Data records for software interfaces
┏━━

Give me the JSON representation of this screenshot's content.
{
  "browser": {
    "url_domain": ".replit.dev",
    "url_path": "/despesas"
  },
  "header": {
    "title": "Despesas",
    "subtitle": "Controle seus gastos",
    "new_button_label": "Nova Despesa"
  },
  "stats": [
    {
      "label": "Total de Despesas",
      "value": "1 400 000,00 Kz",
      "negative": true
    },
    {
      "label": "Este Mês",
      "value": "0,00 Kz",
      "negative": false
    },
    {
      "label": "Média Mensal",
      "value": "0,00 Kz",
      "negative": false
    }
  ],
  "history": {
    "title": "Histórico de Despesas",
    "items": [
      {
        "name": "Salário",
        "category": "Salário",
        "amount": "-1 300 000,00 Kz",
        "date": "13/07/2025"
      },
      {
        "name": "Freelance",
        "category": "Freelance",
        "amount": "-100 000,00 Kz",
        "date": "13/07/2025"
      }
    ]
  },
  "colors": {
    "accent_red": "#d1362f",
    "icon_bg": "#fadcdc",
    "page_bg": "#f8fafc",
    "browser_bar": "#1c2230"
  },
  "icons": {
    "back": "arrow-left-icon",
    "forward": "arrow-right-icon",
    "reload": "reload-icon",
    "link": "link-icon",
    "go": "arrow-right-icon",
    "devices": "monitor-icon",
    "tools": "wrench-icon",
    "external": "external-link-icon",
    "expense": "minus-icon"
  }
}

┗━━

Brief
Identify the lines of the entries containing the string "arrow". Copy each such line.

Written reply
    "back": "arrow-left-icon",
    "forward": "arrow-right-icon",
    "go": "arrow-right-icon",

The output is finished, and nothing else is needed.